§ **Work task**:
Below are records; say how many of their lines include the word "Random", giving nothing but the number.

--- Data excerpts ---

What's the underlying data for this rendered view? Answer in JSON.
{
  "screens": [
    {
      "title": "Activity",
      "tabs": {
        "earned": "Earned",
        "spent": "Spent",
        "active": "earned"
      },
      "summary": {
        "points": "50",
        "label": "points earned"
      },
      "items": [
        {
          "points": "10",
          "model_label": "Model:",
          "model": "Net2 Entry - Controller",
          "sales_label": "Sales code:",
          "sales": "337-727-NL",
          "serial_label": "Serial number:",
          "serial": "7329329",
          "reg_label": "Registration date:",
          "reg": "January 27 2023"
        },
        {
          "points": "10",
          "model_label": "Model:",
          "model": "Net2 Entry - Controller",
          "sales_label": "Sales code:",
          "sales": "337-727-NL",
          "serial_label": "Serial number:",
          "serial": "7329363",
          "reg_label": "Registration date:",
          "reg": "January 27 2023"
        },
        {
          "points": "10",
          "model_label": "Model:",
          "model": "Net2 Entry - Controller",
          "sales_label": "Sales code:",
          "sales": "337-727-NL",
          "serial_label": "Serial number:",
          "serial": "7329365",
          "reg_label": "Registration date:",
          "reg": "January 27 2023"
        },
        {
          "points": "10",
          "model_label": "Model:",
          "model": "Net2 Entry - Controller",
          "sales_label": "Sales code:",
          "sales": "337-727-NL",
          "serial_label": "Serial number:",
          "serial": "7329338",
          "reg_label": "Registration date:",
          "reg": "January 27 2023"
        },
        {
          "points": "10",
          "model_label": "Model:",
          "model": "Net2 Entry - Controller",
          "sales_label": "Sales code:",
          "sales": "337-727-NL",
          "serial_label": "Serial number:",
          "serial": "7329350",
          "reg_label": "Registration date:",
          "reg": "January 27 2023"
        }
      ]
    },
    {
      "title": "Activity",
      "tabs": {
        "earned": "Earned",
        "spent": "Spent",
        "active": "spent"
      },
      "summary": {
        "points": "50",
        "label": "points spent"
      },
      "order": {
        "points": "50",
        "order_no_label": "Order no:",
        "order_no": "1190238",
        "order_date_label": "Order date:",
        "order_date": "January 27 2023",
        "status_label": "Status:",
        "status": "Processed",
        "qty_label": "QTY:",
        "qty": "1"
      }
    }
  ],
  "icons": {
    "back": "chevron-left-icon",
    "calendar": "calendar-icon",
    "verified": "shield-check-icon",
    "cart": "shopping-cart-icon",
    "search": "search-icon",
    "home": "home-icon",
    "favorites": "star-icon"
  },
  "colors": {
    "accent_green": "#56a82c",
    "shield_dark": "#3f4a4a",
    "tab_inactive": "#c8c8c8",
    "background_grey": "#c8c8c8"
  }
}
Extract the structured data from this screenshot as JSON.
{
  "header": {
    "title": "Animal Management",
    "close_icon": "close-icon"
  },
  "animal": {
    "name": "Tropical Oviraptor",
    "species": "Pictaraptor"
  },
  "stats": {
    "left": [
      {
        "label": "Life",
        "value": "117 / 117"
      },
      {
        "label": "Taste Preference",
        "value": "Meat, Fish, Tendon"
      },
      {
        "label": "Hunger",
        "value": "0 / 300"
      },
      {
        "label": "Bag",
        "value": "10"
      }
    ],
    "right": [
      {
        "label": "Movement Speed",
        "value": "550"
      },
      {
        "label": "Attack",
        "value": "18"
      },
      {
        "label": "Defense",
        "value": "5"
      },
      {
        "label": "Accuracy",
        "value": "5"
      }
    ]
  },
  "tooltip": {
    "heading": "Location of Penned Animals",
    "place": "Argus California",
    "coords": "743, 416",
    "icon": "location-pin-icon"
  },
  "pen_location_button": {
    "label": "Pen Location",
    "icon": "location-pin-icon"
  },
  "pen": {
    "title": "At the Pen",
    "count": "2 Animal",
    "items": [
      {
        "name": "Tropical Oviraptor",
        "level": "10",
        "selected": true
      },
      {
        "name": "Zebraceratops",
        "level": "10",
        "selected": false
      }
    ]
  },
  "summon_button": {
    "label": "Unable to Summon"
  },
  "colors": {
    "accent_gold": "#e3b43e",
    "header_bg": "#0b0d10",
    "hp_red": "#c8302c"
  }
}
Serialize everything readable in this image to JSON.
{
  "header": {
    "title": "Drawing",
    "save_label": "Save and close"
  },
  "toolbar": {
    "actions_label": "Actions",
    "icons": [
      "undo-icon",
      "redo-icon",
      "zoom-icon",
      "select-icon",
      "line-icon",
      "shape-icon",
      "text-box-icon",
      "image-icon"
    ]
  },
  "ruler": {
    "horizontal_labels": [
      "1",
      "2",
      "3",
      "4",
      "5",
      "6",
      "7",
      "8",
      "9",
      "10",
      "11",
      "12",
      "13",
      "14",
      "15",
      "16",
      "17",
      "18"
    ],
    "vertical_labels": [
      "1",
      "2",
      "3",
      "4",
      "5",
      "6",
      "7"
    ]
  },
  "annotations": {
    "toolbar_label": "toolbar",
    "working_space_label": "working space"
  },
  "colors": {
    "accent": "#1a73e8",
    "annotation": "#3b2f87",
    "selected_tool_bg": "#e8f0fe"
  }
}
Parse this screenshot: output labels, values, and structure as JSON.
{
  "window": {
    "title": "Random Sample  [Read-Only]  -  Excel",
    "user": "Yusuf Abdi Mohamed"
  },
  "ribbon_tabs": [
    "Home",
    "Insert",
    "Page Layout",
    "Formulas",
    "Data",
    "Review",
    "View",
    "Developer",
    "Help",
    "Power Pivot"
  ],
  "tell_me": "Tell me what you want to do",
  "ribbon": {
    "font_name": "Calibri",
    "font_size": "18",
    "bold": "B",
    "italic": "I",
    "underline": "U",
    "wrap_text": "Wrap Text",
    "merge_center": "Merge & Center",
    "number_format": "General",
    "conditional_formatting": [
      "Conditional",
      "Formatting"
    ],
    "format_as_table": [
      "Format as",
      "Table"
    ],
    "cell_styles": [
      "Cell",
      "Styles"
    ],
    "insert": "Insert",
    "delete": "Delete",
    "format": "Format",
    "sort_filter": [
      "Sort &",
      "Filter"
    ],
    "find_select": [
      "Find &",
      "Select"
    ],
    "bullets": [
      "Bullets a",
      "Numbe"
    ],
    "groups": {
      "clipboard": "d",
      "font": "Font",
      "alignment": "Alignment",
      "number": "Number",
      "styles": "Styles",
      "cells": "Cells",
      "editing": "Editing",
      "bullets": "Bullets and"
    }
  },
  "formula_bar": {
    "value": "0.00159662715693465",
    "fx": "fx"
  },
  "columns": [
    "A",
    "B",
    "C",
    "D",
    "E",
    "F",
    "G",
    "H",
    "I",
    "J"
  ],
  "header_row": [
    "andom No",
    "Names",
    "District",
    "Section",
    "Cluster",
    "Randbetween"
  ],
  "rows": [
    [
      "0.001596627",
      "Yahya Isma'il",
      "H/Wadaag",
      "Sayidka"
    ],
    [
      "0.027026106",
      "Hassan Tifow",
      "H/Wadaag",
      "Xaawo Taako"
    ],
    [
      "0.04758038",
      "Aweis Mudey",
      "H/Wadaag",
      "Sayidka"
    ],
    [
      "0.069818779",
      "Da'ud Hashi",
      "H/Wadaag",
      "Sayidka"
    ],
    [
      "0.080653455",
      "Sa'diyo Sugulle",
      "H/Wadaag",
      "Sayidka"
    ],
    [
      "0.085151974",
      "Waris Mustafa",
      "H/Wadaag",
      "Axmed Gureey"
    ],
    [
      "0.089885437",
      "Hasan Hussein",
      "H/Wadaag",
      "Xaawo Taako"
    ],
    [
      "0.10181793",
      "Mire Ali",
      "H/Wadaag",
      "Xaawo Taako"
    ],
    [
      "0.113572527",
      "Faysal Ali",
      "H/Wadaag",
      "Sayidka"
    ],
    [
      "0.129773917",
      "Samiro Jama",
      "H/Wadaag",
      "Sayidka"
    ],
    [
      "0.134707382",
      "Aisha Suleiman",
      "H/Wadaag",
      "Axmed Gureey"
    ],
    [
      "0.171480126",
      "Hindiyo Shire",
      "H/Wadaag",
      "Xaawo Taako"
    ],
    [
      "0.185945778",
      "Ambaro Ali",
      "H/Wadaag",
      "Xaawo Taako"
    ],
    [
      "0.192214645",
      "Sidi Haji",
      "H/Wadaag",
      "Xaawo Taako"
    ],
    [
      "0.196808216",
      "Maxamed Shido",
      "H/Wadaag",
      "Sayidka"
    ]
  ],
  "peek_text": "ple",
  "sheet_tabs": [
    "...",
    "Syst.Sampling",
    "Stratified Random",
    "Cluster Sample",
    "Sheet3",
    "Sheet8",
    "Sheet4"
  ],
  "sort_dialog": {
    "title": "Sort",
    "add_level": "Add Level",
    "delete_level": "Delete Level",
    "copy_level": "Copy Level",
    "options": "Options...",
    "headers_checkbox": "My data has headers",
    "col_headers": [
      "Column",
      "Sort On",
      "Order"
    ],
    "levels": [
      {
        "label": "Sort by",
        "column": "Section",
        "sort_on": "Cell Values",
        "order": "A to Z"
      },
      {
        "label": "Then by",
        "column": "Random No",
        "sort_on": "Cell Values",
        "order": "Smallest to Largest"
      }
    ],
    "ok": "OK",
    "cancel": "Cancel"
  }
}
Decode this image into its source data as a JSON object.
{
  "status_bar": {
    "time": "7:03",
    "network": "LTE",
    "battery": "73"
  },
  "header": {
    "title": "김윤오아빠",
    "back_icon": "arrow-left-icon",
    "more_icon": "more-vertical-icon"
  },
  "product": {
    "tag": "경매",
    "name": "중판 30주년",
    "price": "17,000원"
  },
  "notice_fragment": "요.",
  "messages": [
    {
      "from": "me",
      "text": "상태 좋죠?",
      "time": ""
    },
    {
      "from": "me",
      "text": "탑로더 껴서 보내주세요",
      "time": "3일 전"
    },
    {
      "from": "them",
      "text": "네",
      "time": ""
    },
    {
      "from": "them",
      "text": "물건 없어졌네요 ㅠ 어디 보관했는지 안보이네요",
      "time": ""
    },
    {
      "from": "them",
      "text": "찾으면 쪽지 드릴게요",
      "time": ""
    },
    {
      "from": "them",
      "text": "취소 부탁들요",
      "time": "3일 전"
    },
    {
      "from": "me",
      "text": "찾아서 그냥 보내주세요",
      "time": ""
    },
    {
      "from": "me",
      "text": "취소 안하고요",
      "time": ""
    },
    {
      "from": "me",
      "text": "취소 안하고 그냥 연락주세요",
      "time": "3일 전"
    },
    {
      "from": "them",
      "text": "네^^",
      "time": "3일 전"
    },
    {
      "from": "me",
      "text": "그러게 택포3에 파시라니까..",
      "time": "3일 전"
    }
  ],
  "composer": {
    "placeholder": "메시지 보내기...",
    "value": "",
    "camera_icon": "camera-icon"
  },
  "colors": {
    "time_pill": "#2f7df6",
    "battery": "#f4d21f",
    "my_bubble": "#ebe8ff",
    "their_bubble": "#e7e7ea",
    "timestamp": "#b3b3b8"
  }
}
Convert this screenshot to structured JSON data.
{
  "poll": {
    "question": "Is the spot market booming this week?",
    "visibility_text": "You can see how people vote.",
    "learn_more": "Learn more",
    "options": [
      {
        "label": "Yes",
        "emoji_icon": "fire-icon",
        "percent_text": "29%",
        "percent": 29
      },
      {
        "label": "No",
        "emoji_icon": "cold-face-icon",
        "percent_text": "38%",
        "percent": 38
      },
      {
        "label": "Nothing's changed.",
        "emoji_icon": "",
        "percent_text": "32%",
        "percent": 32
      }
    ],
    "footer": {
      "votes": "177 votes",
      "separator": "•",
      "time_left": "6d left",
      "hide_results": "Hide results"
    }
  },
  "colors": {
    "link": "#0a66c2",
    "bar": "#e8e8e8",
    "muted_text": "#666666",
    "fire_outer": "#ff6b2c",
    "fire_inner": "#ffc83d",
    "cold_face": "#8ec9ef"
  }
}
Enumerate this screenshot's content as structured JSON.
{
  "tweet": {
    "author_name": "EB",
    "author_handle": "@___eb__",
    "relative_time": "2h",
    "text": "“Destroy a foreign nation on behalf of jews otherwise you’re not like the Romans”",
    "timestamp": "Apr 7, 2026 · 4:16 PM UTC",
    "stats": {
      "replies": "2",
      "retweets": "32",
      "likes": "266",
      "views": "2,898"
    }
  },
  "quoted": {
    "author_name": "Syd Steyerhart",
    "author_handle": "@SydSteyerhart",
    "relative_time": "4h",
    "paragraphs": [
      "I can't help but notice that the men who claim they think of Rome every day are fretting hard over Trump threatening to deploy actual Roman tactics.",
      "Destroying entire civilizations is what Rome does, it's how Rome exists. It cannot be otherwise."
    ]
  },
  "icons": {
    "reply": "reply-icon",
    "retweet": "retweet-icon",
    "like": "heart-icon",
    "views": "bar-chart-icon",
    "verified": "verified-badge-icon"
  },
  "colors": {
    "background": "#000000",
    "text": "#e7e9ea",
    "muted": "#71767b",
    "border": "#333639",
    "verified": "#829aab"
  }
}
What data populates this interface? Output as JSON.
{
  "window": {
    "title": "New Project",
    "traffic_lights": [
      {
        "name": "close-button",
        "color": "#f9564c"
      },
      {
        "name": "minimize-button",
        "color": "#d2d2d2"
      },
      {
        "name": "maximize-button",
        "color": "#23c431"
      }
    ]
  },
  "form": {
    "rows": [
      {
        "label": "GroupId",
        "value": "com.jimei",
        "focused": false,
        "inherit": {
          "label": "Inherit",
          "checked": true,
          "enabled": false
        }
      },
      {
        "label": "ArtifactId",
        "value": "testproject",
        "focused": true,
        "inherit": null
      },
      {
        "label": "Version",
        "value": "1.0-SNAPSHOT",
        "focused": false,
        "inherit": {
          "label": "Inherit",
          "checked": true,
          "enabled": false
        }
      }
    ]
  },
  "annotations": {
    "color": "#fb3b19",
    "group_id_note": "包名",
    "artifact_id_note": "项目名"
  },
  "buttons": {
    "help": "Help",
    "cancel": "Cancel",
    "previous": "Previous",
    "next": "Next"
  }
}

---

§ **Task solution**:
3